▶ _WHAT THE EXERCISE ASKS_
Reproduce every record below exactly, with the pictures left out.

------------------------------------------------------------------------

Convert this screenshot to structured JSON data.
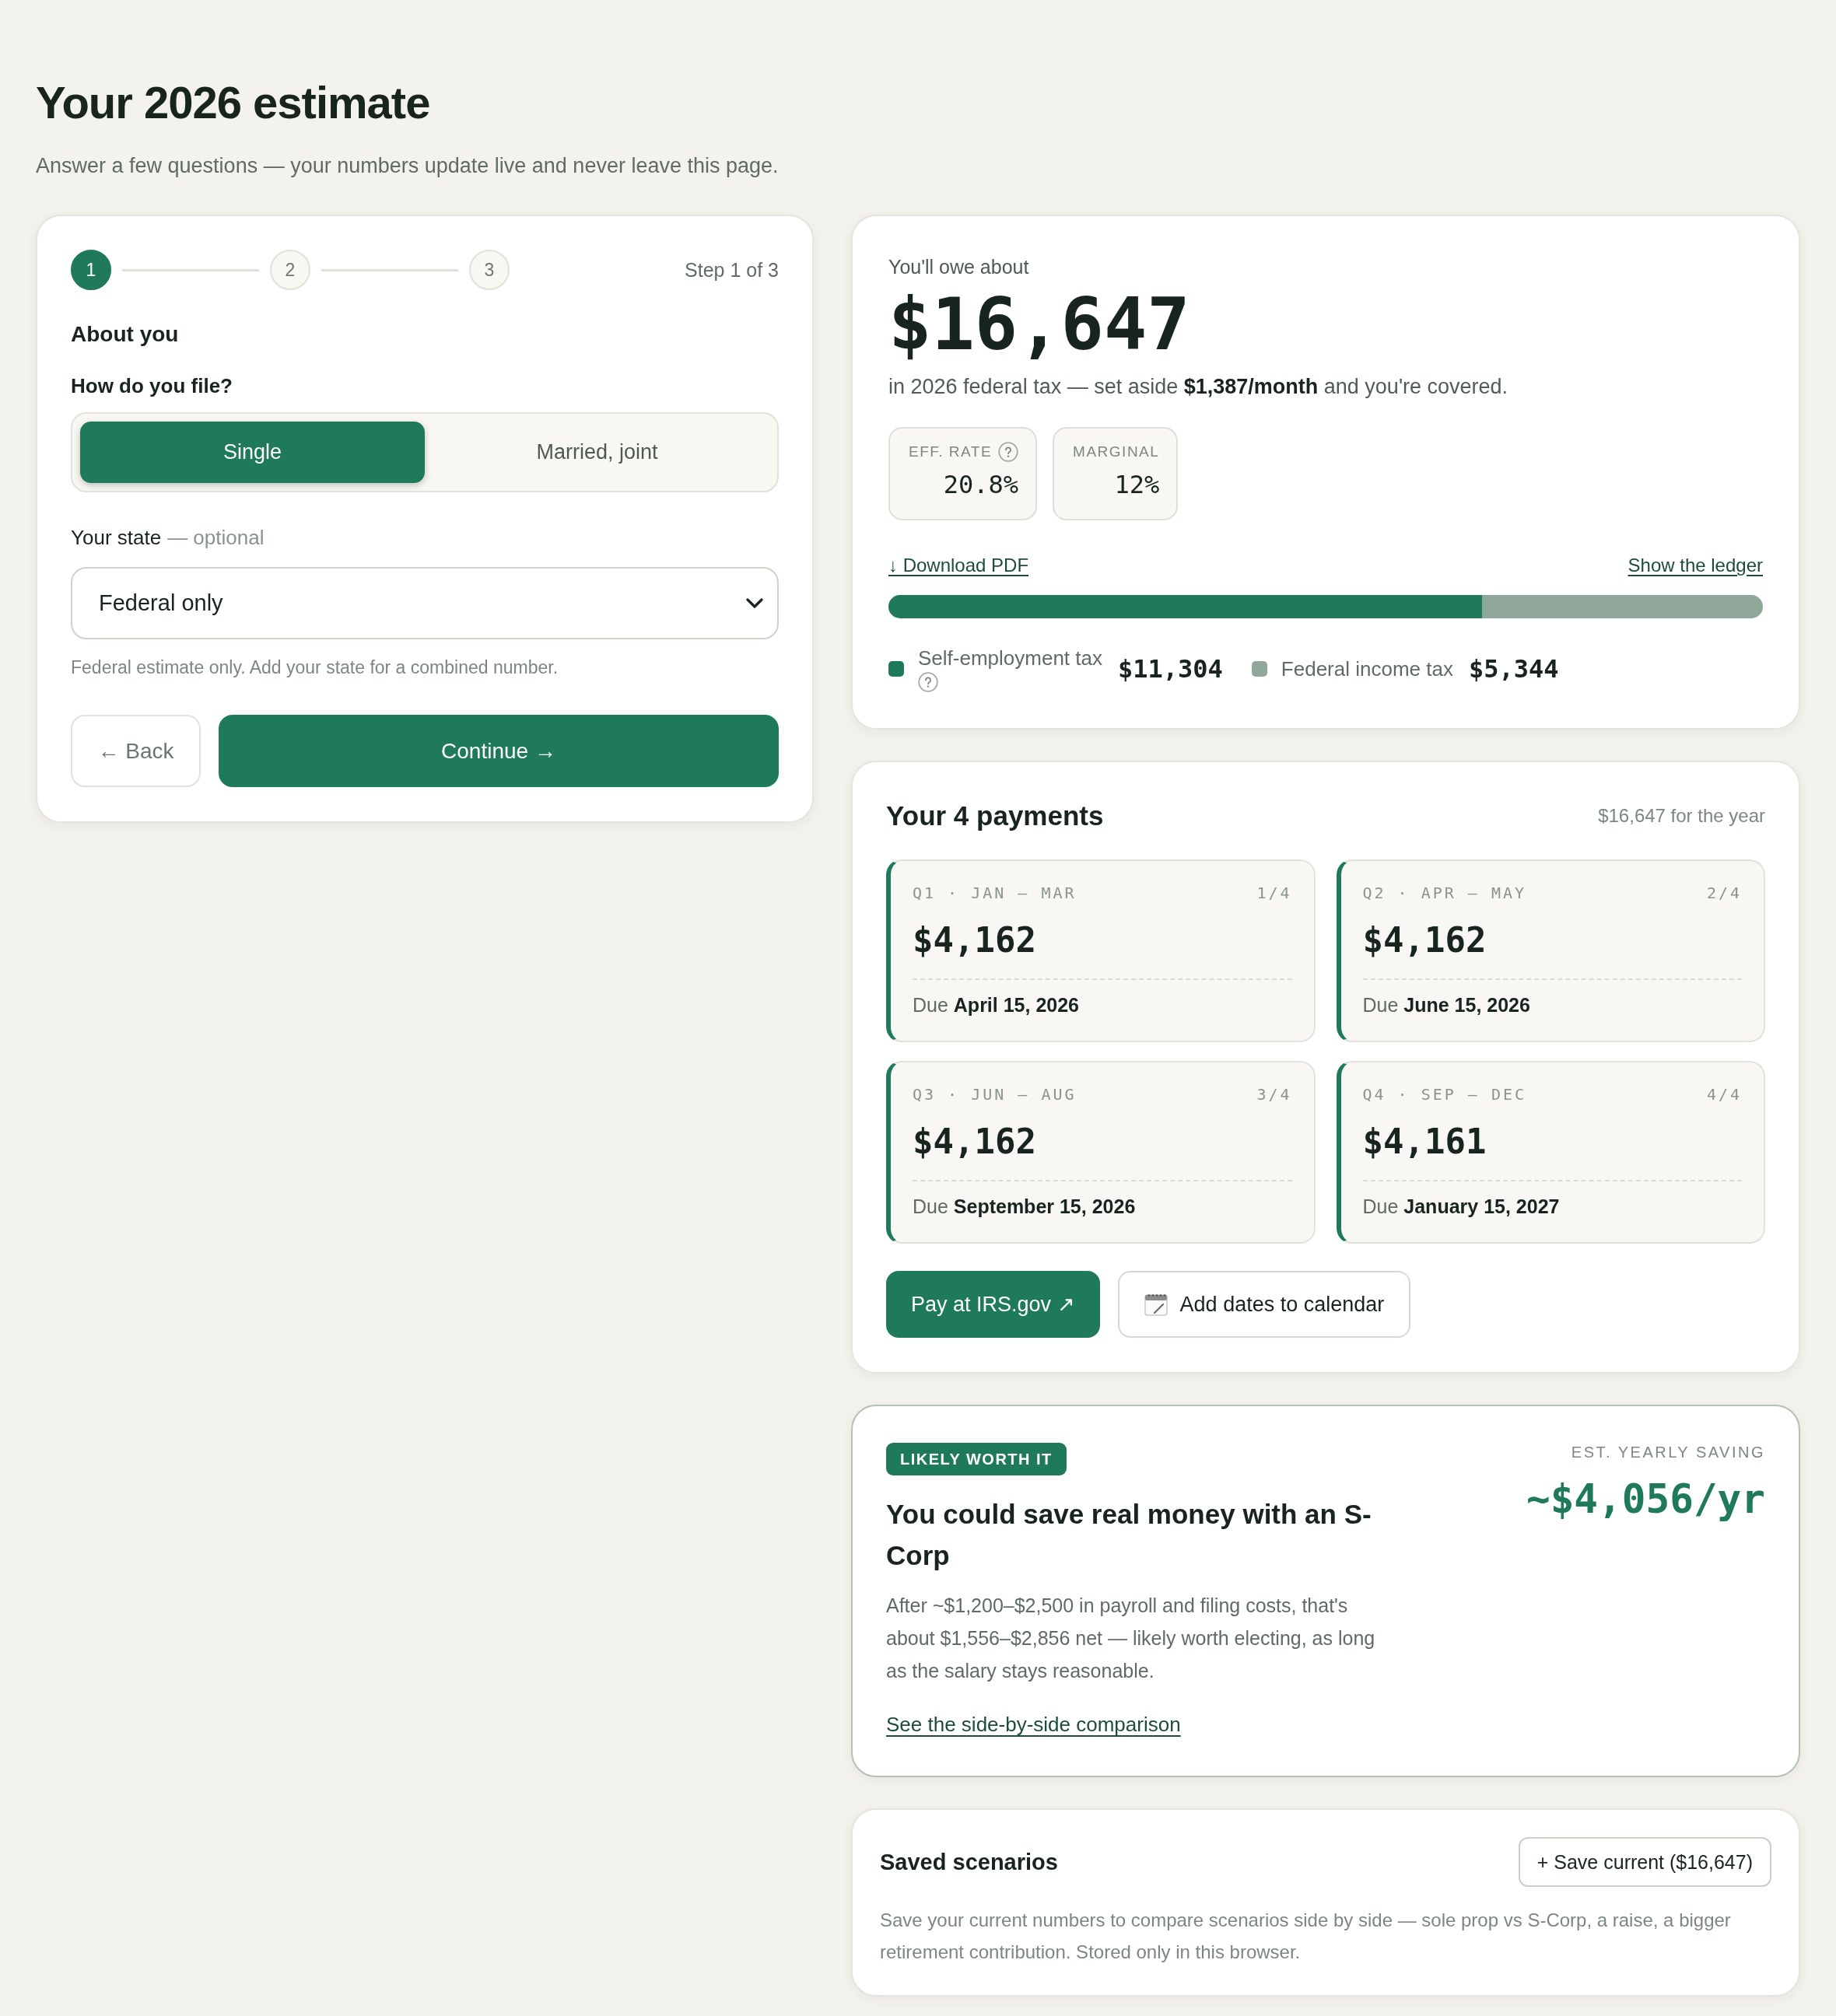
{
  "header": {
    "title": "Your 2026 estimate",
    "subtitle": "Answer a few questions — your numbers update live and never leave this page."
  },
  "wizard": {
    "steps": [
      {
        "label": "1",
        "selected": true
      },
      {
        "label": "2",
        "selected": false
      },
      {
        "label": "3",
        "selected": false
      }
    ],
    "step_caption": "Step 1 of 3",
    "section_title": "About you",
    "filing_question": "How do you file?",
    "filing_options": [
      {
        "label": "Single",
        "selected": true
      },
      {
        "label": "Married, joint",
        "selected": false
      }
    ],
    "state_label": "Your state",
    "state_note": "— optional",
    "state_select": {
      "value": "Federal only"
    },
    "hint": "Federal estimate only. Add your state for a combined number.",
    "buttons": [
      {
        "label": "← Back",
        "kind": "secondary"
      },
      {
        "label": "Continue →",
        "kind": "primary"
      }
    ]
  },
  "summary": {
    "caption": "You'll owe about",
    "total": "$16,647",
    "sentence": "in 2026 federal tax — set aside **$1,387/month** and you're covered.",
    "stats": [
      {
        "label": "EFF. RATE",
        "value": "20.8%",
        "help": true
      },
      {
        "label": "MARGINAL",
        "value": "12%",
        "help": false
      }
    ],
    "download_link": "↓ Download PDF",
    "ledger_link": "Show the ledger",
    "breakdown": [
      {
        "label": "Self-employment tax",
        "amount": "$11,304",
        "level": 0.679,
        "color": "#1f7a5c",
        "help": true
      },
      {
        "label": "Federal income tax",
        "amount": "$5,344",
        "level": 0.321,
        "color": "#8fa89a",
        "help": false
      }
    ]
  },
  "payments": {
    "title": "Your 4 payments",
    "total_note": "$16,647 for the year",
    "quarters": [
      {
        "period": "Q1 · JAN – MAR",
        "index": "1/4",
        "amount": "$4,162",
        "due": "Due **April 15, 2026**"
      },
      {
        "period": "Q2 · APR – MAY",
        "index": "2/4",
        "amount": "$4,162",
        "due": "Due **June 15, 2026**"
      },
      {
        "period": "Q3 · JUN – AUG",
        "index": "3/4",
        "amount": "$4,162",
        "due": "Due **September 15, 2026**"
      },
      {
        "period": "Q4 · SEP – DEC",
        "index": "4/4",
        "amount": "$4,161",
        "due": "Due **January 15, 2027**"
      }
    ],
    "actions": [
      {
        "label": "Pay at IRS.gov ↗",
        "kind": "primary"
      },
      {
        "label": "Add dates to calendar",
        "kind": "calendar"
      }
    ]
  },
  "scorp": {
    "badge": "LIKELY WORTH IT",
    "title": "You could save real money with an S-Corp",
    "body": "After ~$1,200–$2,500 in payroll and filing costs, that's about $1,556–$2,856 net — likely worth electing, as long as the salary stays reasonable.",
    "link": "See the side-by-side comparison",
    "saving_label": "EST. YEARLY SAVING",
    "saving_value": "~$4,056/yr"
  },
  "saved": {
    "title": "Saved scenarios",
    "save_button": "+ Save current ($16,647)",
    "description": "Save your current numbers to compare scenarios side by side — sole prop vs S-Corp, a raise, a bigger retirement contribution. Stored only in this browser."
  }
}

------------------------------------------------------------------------

▶ _REPLY_
Convert this screenshot to structured JSON data.
{
  "header": {
    "title": "Your 2026 estimate",
    "subtitle": "Answer a few questions — your numbers update live and never leave this page."
  },
  "wizard": {
    "steps": [
      {
        "label": "1",
        "selected": true
      },
      {
        "label": "2",
        "selected": false
      },
      {
        "label": "3",
        "selected": false
      }
    ],
    "step_caption": "Step 1 of 3",
    "section_title": "About you",
    "filing_question": "How do you file?",
    "filing_options": [
      {
        "label": "Single",
        "selected": true
      },
      {
        "label": "Married, joint",
        "selected": false
      }
    ],
    "state_label": "Your state",
    "state_note": "— optional",
    "state_select": {
      "value": "Federal only"
    },
    "hint": "Federal estimate only. Add your state for a combined number.",
    "buttons": [
      {
        "label": "← Back",
        "kind": "secondary"
      },
      {
        "label": "Continue →",
        "kind": "primary"
      }
    ]
  },
  "summary": {
    "caption": "You'll owe about",
    "total": "$16,647",
    "sentence": "in 2026 federal tax — set aside **$1,387/month** and you're covered.",
    "stats": [
      {
        "label": "EFF. RATE",
        "value": "20.8%",
        "help": true
      },
      {
        "label": "MARGINAL",
        "value": "12%",
        "help": false
      }
    ],
    "download_link": "↓ Download PDF",
    "ledger_link": "Show the ledger",
    "breakdown": [
      {
        "label": "Self-employment tax",
        "amount": "$11,304",
        "level": 0.679,
        "color": "#1f7a5c",
        "help": true
      },
      {
        "label": "Federal income tax",
        "amount": "$5,344",
        "level": 0.321,
        "color": "#8fa89a",
        "help": false
      }
    ]
  },
  "payments": {
    "title": "Your 4 payments",
    "total_note": "$16,647 for the year",
    "quarters": [
      {
        "period": "Q1 · JAN – MAR",
        "index": "1/4",
        "amount": "$4,162",
        "due": "Due **April 15, 2026**"
      },
      {
        "period": "Q2 · APR – MAY",
        "index": "2/4",
        "amount": "$4,162",
        "due": "Due **June 15, 2026**"
      },
      {
        "period": "Q3 · JUN – AUG",
        "index": "3/4",
        "amount": "$4,162",
        "due": "Due **September 15, 2026**"
      },
      {
        "period": "Q4 · SEP – DEC",
        "index": "4/4",
        "amount": "$4,161",
        "due": "Due **January 15, 2027**"
      }
    ],
    "actions": [
      {
        "label": "Pay at IRS.gov ↗",
        "kind": "primary"
      },
      {
        "label": "Add dates to calendar",
        "kind": "calendar"
      }
    ]
  },
  "scorp": {
    "badge": "LIKELY WORTH IT",
    "title": "You could save real money with an S-Corp",
    "body": "After ~$1,200–$2,500 in payroll and filing costs, that's about $1,556–$2,856 net — likely worth electing, as long as the salary stays reasonable.",
    "link": "See the side-by-side comparison",
    "saving_label": "EST. YEARLY SAVING",
    "saving_value": "~$4,056/yr"
  },
  "saved": {
    "title": "Saved scenarios",
    "save_button": "+ Save current ($16,647)",
    "description": "Save your current numbers to compare scenarios side by side — sole prop vs S-Corp, a raise, a bigger retirement contribution. Stored only in this browser."
  }
}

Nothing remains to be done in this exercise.